Now–a-days, with the revolution that the field of Museology has undergone museums are playing a great role in promoting tourism, especially in the west. Museums like Louvre of France or the Smithsonian Institutes of United States are prime attraction for the visitors which have a footfall of several lakh every year. On the contrary, India is far beyond the boundary of these types of revolutions, apart from the metropolitan cities like Delhi and Mumbai. This is a very serious matter to look into. In spite of not having much cultural artifacts of their own along with a personalized tradition, the western countries they are serving with flying colors. In other words they are surviving on the basis of collection borrowed from others. In that case, why the North-east doesn’t come up with such presentation? The North-east has a very unique ambience of culture which the entire country can stand up for its pride. Assam has the largest as well as smallest river islands of the world, beautiful tea gardens and the only male river of India, the Brahmaputra. Nagaland has one of the largest Baptist towns of the world along with mind blowing orchid garden and the bitter memories of the Second World War. Arunachal Pradesh is a state, which have a different life style after every few miles. Meghalaya has the highest rainfall of the world. Tripura has the royal palaces with all types of sophistications. That means North-east have each and everything that can be a visual treat to the travelers eyes-from topographical diversity to scenic beauty and from rich historical background to unique ethnic life style. But still north-east is known for extremism. Why?

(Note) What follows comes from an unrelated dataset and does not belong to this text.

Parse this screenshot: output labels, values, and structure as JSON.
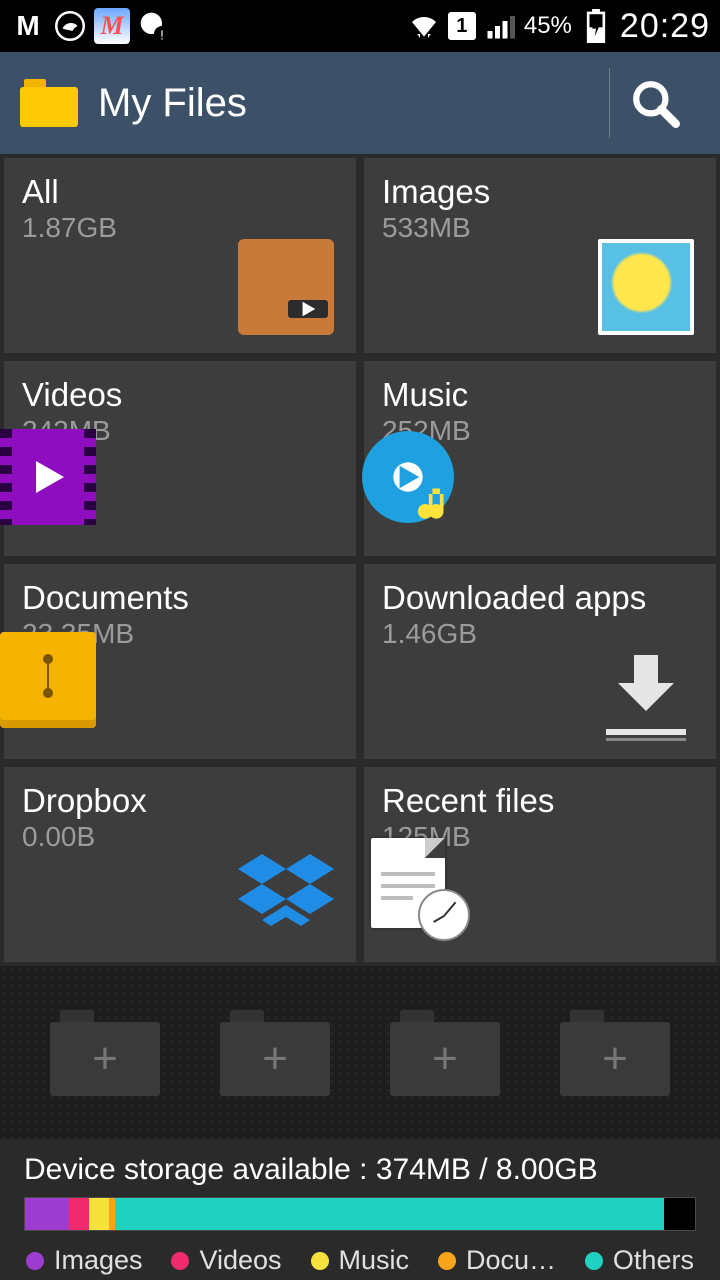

The answer is simple. It is because of us that we haven’t done enough justice to our region. We are admiring more the others instead of being proud of what we have. Besides, the government is ignoring its duty of taking such initiatives, promoting and encouraging the people. Our region doesn’t lack talent. But these talents should be identified, properly executed and should be given a platform. And while doing so the Government has one of the most important roles to play. Tourism should be given equal importance with foreign investment as it has the possibility of being a lucrative source of revenue with engagement of local population. Opening museums with a wide sphere, vision, mission and goals can be another fruitful option. Places like Majuli or the Nilachal Hill of Assam or the heritage village Kisama of Nagaland can be converted into museums without boundary. The Hornbill Festivals or the Raslila Mahotsab can be improved into a status equal to the Tomatina Festival of Spain. There are thousands and thousands of such other ideas if properly executed have the capability of changing the entire image of north east. Such efforts doesn’t require much money or funds, but needs a properly drafted plan of execution and a true mind for doing something good for this region without thinking of the extra money that can be earned through these projects.
Finally, Drafting some plans, giving lectures, organizing seminars or opening more and more museums is not a solution to this problem. We, the entire North-east should step forward to do something good with a pure mind along with a healthy work-spirit. What Durlabh Bora, Madam Rongshilla or Mr. Francis Belho is doing alone, should be done altogether. Otherwise it is better to put an end to what we are doing now in the name of promoting north-east, tourism, museums etc.